Adventure Wagon: The Volkswagen Golf Alltrack Was (and Still Is) the Alternative Crossover
From a practical standpoint, it's very hard to argue against the benefits and appeal of a crossover SUV. They are comfortable, relatively affordable, have great fuel economy when compared to a full-size truck or SUV and can actually be quite capable off-road when set up right.
But for a lot of enthusiasts, the CUV pill can be a tough one to swallow from an emotional standpoint. They've basically become the default car for Americans, and if you like your vehicle to stand out from the crowd, it can be hard to do in something like a Toyota RAV4 or Honda CR-V.
Fortunately, there are some alternatives that blend all the positive attributes of a crossover into something with a different look and feel, and the Mk7 and 7.5 Volkswagen Golf Alltrack is very much one of those cars.
Here are five reasons why potential crossover buyers might want to check this VW.
It's a Wagon!
At its core, the Golf Alltrack is a Volkswagen Golf Sportwagen with a slightly raised suspension and some subtle body cladding. It also comes standard with VW's 4Motion AWD system.
That means that you basically get all of the practicality and economy of a small SUV while driving something that clearly stands out from the sea of crossovers on the road. And also station wagons are just plain cool.
The Rarity Factor
Being a lifted station wagon, the Alltrack was always going to have a hard time winning over CUV-crazed buyers, but despite its small sales numbers, the unique and capable little wagon won over nearly all who gave it a chance.
Sadly, Volkswagen stopped selling the Golf Alltrack (and all Golf versions aside from the GTI and Golf R) in America at the end of Mk7 generation. That means the one-generation only Golf Alltrack is sure to remain a rare bird.
No CVT Here
Unlike the other lifted wagon American car buyers are most familiar with, the Subaru Outback, the Golf Alltrack doesn't use a continuously variable transmission.
There's nothing wrong with a CVT per say, but the Alltrack's DSG automatic is much more engaging and performance-minded automatic gearbox. And if you get lucky you might be able to find one of the rare Alltracks equipped with the six-speed manual transmission.
Another big selling point is its engine.
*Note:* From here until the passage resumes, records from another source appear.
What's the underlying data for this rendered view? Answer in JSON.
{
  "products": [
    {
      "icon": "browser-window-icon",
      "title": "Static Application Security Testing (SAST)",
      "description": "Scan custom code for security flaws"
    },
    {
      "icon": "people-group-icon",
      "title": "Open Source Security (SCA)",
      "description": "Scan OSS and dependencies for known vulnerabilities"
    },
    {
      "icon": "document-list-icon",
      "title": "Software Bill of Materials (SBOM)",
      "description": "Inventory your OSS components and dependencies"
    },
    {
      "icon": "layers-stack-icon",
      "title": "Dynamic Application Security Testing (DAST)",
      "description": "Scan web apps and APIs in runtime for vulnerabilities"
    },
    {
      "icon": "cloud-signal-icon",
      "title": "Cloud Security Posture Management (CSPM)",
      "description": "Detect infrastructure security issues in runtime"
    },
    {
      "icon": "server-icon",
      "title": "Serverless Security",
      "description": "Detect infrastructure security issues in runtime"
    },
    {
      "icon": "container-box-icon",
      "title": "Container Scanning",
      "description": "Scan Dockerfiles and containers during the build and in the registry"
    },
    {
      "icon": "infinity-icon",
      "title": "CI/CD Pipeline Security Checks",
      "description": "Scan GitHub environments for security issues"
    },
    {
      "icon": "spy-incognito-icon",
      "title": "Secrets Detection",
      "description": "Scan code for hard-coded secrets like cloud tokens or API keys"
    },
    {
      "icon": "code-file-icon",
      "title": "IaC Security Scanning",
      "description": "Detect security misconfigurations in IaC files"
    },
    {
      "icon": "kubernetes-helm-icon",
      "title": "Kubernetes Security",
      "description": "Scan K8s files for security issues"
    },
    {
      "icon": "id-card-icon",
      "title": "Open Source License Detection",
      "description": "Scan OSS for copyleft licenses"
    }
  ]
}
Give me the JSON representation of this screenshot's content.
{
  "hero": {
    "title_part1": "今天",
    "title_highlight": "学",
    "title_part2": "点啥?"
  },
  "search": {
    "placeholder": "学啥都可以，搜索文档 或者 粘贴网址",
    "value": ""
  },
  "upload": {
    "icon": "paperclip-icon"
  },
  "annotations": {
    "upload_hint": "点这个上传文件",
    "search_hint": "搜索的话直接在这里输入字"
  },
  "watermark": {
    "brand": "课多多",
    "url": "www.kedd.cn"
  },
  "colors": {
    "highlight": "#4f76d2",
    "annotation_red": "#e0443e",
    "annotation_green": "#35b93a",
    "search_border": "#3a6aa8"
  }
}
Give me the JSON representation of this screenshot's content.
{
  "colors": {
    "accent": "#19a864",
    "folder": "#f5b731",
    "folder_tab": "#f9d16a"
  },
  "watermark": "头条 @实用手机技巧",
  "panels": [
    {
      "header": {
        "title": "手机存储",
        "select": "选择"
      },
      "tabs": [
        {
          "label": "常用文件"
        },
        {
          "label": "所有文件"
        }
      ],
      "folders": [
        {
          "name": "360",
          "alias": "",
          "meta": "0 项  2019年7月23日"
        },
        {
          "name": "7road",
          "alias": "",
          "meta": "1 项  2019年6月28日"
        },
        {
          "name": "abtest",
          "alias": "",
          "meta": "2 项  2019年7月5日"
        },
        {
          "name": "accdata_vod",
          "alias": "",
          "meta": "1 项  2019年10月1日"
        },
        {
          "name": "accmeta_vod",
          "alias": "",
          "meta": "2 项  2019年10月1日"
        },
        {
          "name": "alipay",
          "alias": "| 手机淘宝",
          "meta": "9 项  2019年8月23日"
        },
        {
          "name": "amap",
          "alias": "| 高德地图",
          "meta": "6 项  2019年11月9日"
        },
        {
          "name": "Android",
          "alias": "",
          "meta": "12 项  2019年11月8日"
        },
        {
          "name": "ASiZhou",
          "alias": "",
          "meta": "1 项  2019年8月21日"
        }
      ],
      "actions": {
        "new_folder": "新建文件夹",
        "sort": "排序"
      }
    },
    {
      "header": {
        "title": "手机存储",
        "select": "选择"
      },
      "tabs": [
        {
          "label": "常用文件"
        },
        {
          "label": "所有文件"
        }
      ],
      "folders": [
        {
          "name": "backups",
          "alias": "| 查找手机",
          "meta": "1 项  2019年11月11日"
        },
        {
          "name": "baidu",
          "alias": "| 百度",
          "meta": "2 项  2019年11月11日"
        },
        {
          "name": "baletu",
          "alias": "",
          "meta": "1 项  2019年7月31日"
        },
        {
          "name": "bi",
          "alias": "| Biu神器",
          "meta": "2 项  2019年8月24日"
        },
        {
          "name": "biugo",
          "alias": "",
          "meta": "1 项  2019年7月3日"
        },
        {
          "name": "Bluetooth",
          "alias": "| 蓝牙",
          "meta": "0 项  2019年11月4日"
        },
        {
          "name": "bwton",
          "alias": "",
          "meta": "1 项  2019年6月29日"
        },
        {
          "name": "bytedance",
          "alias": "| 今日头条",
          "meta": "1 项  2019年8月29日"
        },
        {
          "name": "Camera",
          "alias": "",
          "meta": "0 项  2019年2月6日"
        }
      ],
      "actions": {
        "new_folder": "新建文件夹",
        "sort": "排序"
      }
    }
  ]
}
Rated at 170 horsepower and 184-pound feet of torque in stock form, the 1.8 liter turbocharged four-cylinder more than adequate, but the aftermarket can make it even better.
VW's TSI engines are known for their ability to deliver big power and torque boosts without much work, and the Alltrack's motor is no different. With just an ECU tune alone you can easily upgrade to GTI-like power.
Beyond power upgrades, basically, any part that works on the Mk7 Golf platform will work on the Alltrack, and the aftermarket options alone go far beyond your traditional crossover.
And if all-terrain adventuring is part of your plans, there are plenty of upgrades to help you do that, whether its a lift for extra ground clearance or a larger, more aggressive set of tires like the Nitto Nomad Grappler.
While we are sad that Volkswagen no longer sells the Alltrack in North America, a lightly used version is still one of the most interesting crossover alternatives you can buy today.
More From Driving Line
- Want to see how a lightly modified Golf Alltrack does in the mountains during a winter storm? Check out this crossover-themed episode of On The Trail.